“I was heavier when I was younger, in an unhealthier way,” DiGiorgio said. “I think that was a big step into my decision to start lifting and competing. It made me more confident — the stronger I got the better I felt. [After I started lifting] I felt better about myself and was taken more seriously.”
In May of this year, DiGiorgio set a goal of breaking the national deadlift record for his age with a 700-pound lift at the International Bar-B-Q Festival Bench Press & Deadlift Competition. While the 700-pound lift was a personal best for DiGiorgio, the Bar-B-Q Festival competition was not a sanctioned meet.
“That meet was unofficial and friendly and was not sanctioned,” Steven’s father Paul said. “What makes this [the Monsters Bash] different is it was a sanctioned meet.”
Steven went into the Monsters Bash with a goal of deadlifting over 700 pounds, but injured his left hand at the beginning of the meet forcing officials to have to use his first of three lifts.
“He was actually very disappointed with it [the 675-pound lift] because he expected to lift a higher number, but tore his hand up on his first lift,” Paul said. “So he just missed having the highest ever recorded deadlift by an 18-year-old in the world.”
The week prior to the meet, Steven said he was able to deadlift a personal best of 710 pounds, but the skin from both hands tore in the process.
“I think that actually hurt me more than helped me,” Steven said. “If they didn’t tear, then I may have made it [700 pounds] going into competition. They don’t let you use gloves in competition — a torn hand can happen to lifters on warmups and it can ruin their whole competition day.”
With his late October win, Steven, who recently celebrated his 19th birthday on Nov. 1, now has nearly a full year to try to surpass his own record in the 18 to19-year-old division.
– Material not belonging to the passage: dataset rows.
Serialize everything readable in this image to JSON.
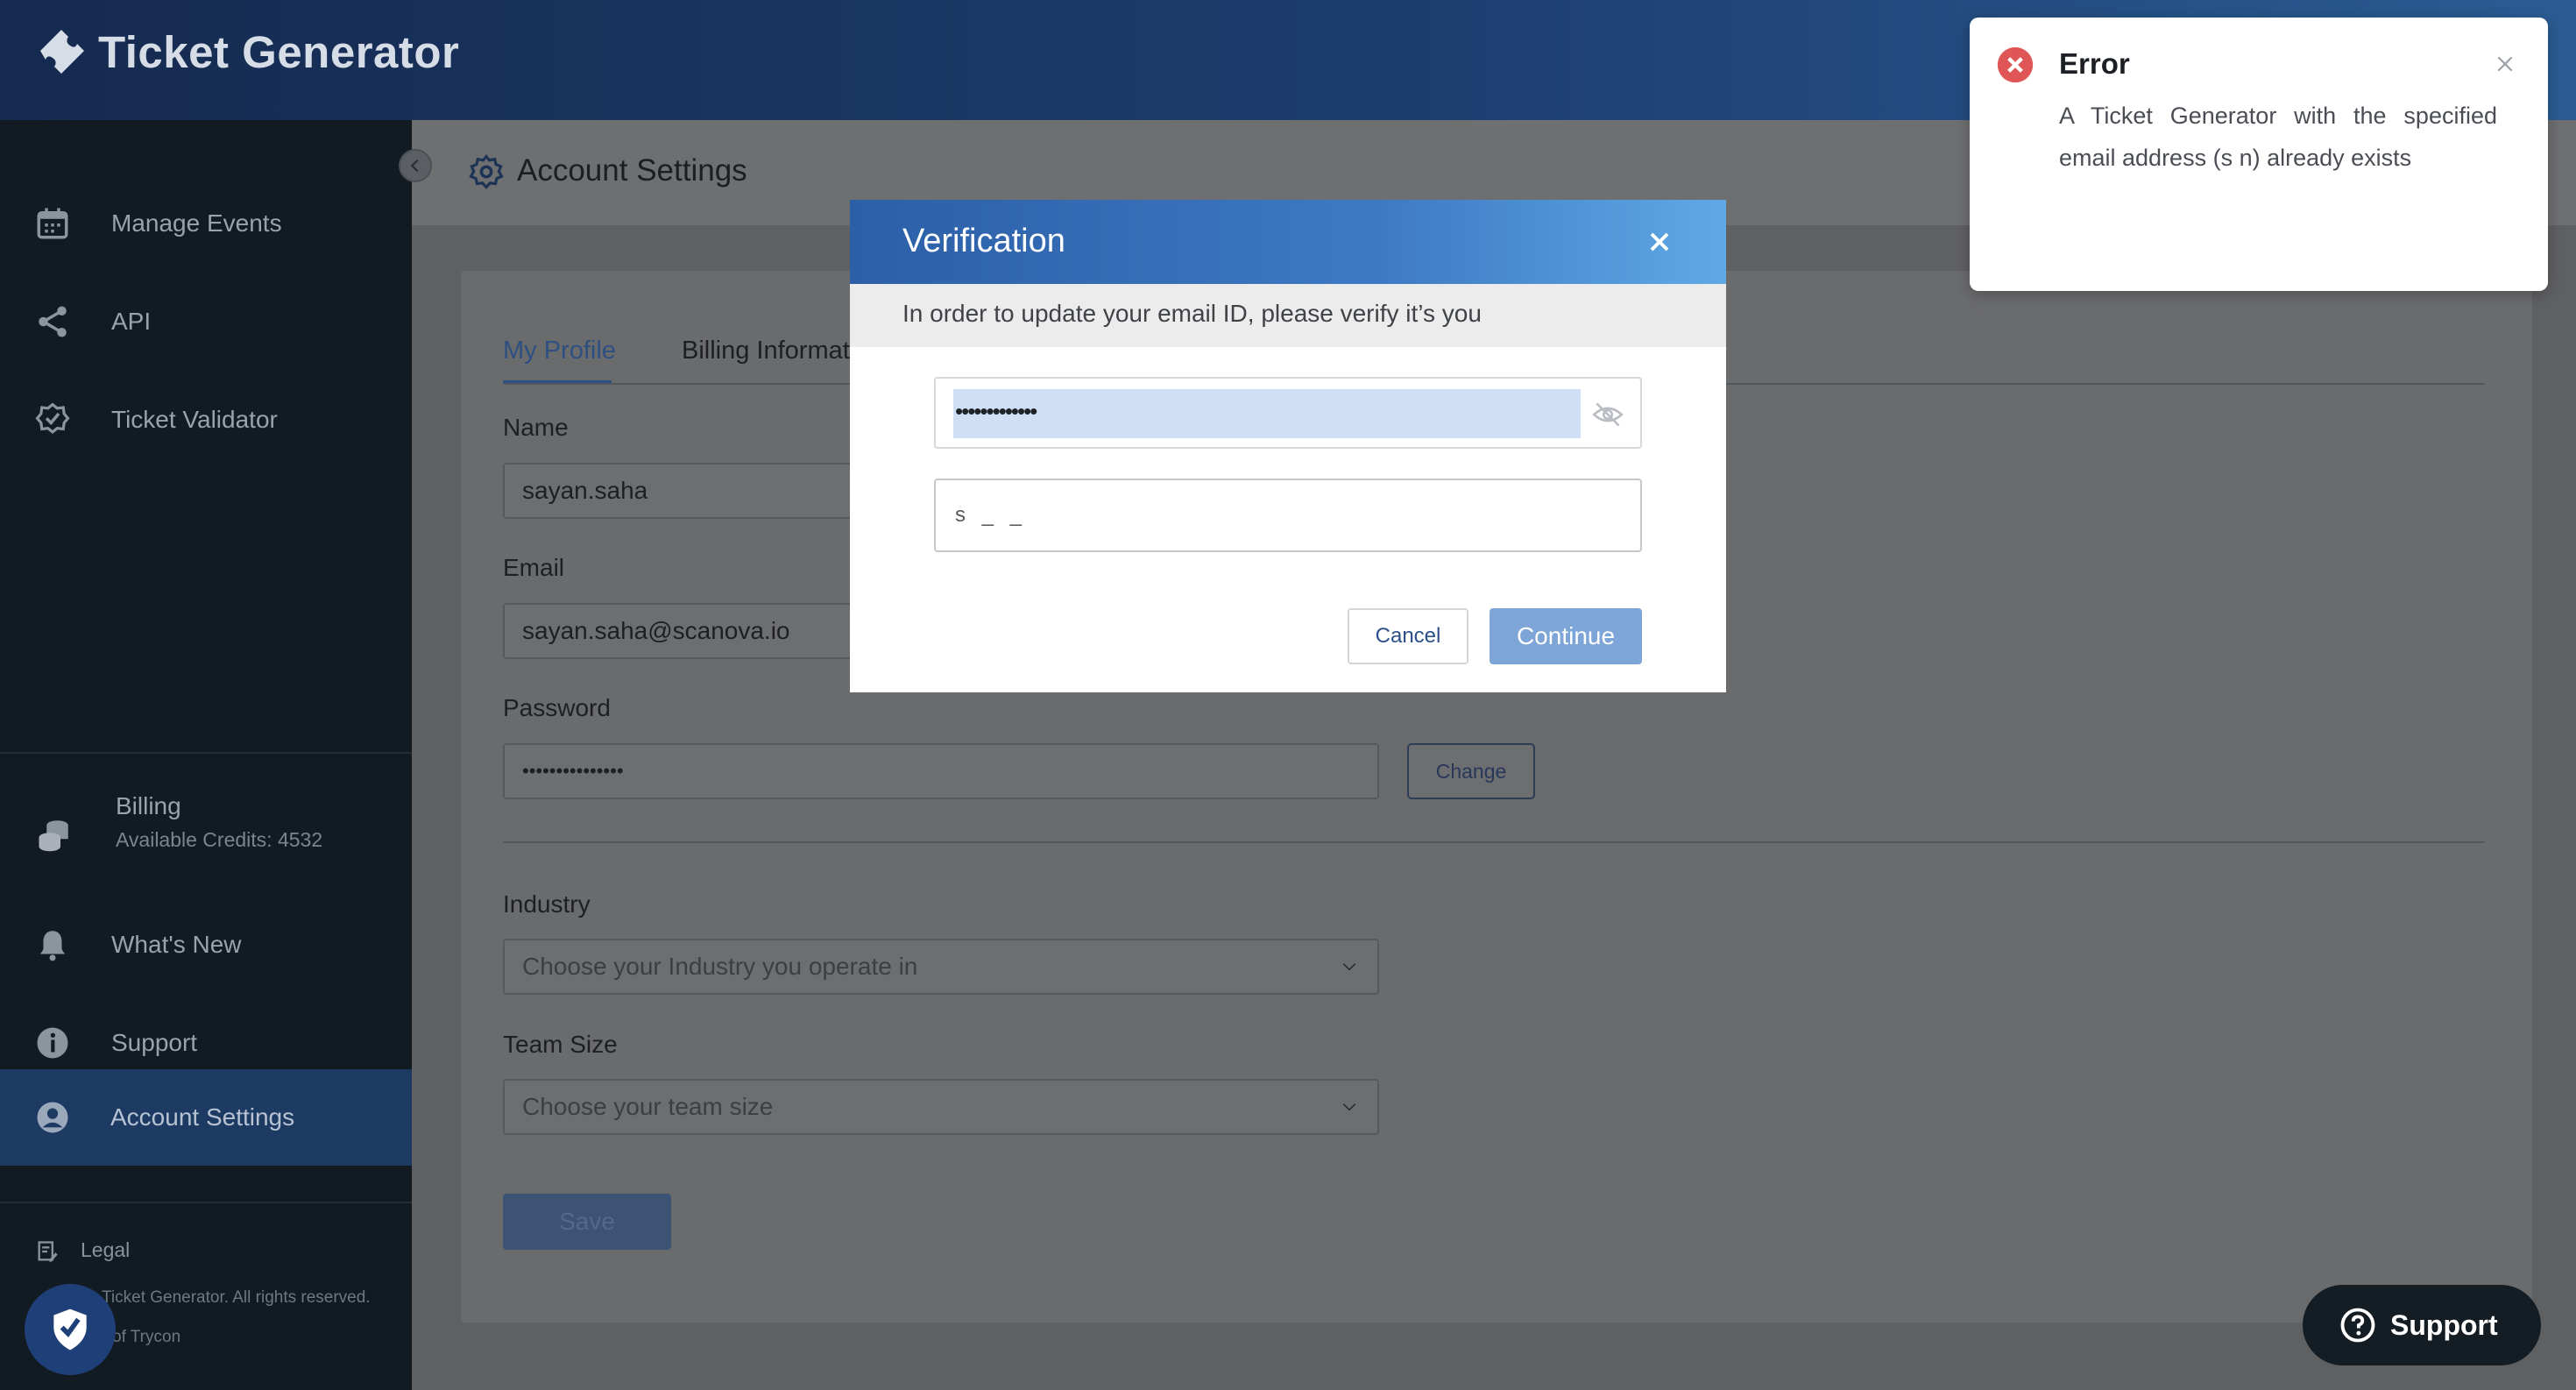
{
  "header": {
    "app_title": "Ticket Generator"
  },
  "sidebar": {
    "items": [
      {
        "label": "Manage Events",
        "icon": "calendar-icon"
      },
      {
        "label": "API",
        "icon": "share-nodes-icon"
      },
      {
        "label": "Ticket Validator",
        "icon": "badge-check-icon"
      }
    ],
    "billing": {
      "label": "Billing",
      "credits": "Available Credits: 4532",
      "icon": "coins-icon"
    },
    "bottom_items": [
      {
        "label": "What's New",
        "icon": "bell-icon"
      },
      {
        "label": "Support",
        "icon": "info-icon"
      },
      {
        "label": "Account Settings",
        "icon": "user-circle-icon",
        "active": true
      }
    ],
    "legal": "Legal",
    "copyright": "Ticket Generator. All rights reserved.",
    "trycon": "of Trycon"
  },
  "page": {
    "title": "Account Settings",
    "tabs": [
      {
        "label": "My Profile",
        "active": true
      },
      {
        "label": "Billing Informat"
      }
    ],
    "form": {
      "name_label": "Name",
      "name_value": "sayan.saha",
      "email_label": "Email",
      "email_value": "sayan.saha@scanova.io",
      "password_label": "Password",
      "password_value": "•••••••••••••••",
      "change_label": "Change",
      "industry_label": "Industry",
      "industry_placeholder": "Choose your Industry you operate in",
      "team_label": "Team Size",
      "team_placeholder": "Choose your team size",
      "save_label": "Save"
    }
  },
  "modal": {
    "title": "Verification",
    "subtitle": "In order to update your email ID, please verify it’s you",
    "password_value": "•••••••••••••",
    "email_value_obscured": "s          _ _",
    "cancel_label": "Cancel",
    "continue_label": "Continue"
  },
  "toast": {
    "title": "Error",
    "message": "A Ticket Generator with the specified email address (s                       n) already exists"
  },
  "support_fab": {
    "label": "Support"
  },
  "colors": {
    "header_dark": "#152a4f",
    "sidebar": "#121a22",
    "active_item": "#1d3a63",
    "modal_header": "#2c5fa7",
    "continue": "#7ea5d8",
    "error": "#e05555"
  }
}
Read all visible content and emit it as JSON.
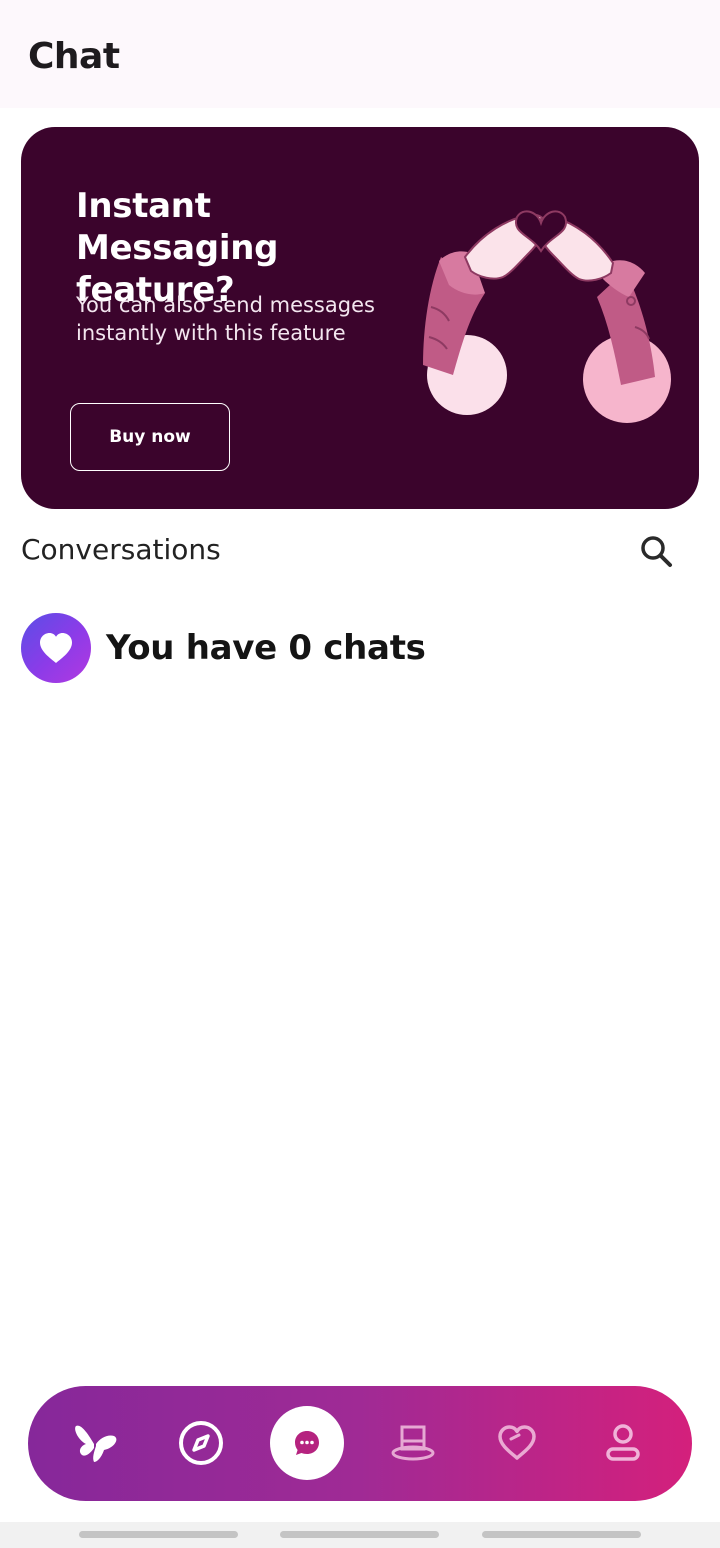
{
  "header": {
    "title": "Chat"
  },
  "promo": {
    "title": "Instant Messaging feature?",
    "description": "You can also send messages instantly with this feature",
    "button_label": "Buy now",
    "illustration_icon": "heart-hands-illustration",
    "background_color": "#3b042c"
  },
  "conversations": {
    "title": "Conversations",
    "search_icon": "search-icon",
    "empty_text": "You have 0 chats",
    "empty_icon": "heart-icon"
  },
  "bottom_nav": {
    "items": [
      {
        "icon": "butterfly-icon",
        "active": false
      },
      {
        "icon": "compass-icon",
        "active": false
      },
      {
        "icon": "chat-bubble-icon",
        "active": true
      },
      {
        "icon": "top-hat-icon",
        "active": false
      },
      {
        "icon": "heart-outline-icon",
        "active": false
      },
      {
        "icon": "profile-icon",
        "active": false
      }
    ],
    "gradient_start": "#86289a",
    "gradient_end": "#d4207c"
  }
}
“Any meet I do from now on is attempting to break my own records I’ve set, which is kind of exciting to me,” Steven said, adding that he plans to give his body a break from the 4-5,000 calories he consumes daily in preparation for competition.
“I’ve only been training seriously for about two years and I’m already breaking records,” Steven said. “It takes a lot of sacrifice. Sometimes, I feel bad because it takes away from family and friends a lot — but you try and make up for it where you can.”
Steven said he still continues to train with his Iron Edge Gym family, including record-holders D.C. Boone and Julius Maddox, who he said are a continuous source of support. With the intention of pursuing a degree in exercise science, Steven said he also finds joy in his part-time job at the Owensboro YMCA.
“I do get the opportunity to help kids and I enjoy that,” Steven said. “I’ll give them any tips I can and help them with form. It really lights me up and makes me happy to help them out and become a better version of themselves.”